The internet of things is meant to be a game-changer. Yet the technology still faces important physical challenges, such as distance limitations, battery life, and durability. All these issues become even more pronounced in the extreme conditions found in very hot or cold locations.

Tespack is trying to tackle some of these problems by developing solar-powered backpacks with IoT and connectivity capabilities, to take energy-generation not only to the next level, but even to another planet.

The Finnish startup, which develops mobile-energy products for use in remote areas, such as Antarctica or on Everest, recently announced a partnership with the Austrian Space Forum, carrying out fundamental research on Mars analogs.

September 20th, 2016

NASA’s Mars 2020 rover to produce oxygen on the Red Planet SpaceX

Mars Oxygen ISRU Experiment (MOXIE) is an exploration technology investigation that will produce oxygen from Martian atmospheric carbon dioxide. Image Credit: NASA

NASA’s Mars 2020 rover will not only investigate the Red Planet, searching for evidence of past life on Mars, but also it is expected to lay the foundations for future human exploration of the planet. One of the mission’s instruments, called MOXIE, will have a special task – testing technology essential for Mars colonization.

“MOXIE is one of nine instruments, but it is the only one that is relevant to human exploration,” Donald Rapp, one of the co-investigators of MOXIE, told

MOXIE stands for the Mars OXygen In-situ resource utilization Experiment. With a diameter of 9.4 by 9.4 by 12.2 inches (23.9 cm × 23.9 cm × 30.9 cm), the instrument will produce oxygen from the Martian carbon dioxide atmosphere at a rate of about 0.35 ounces (10 grams) per hour. It is a 1:100 scale test model of a future instrument that would be efficient for human explorers on Mars.

“The object is not to produce a lot of oxygen. The object is to show that the process works on Mars. MOXIE produces only about 10 [grams] per hour of oxygen, less than one percent of full scale,” Rapp said.

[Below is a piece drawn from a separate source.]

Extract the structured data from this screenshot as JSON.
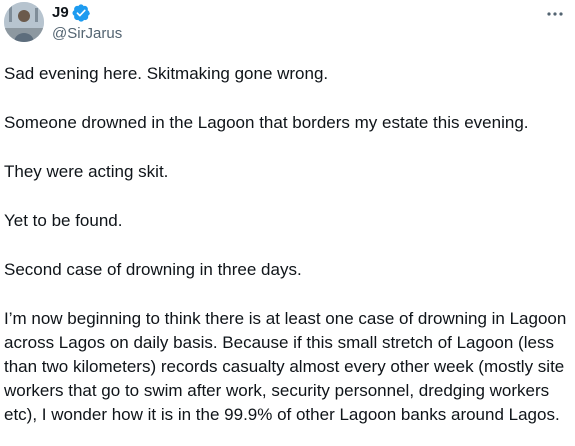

September 19th, 2016

Moon-walker Buzz Aldrin opens new Mars exhibit at Kennedy Space Center SpaceX

Apollo 11 moon-walker Buzz Aldrin says he hopes the Kennedy Space Center Visitor Complex’s new “Destination: Mars” experience will help inspire human exploration of the Red Planet.

Aldrin was at the complex on Sunday at a media preview and ribbon-cutting for the attraction, which features a holographic image of Aldrin, as he guides visitors on a walk along the virtual Martian surface.

A proponent of colonization of Mars, Aldrin told reporters that he would like to see the next president make a bold statement shortly after taking office in January for accelerating the timeline for human spaceflight to Mars, so that we can one day “call two planets ‘home.'”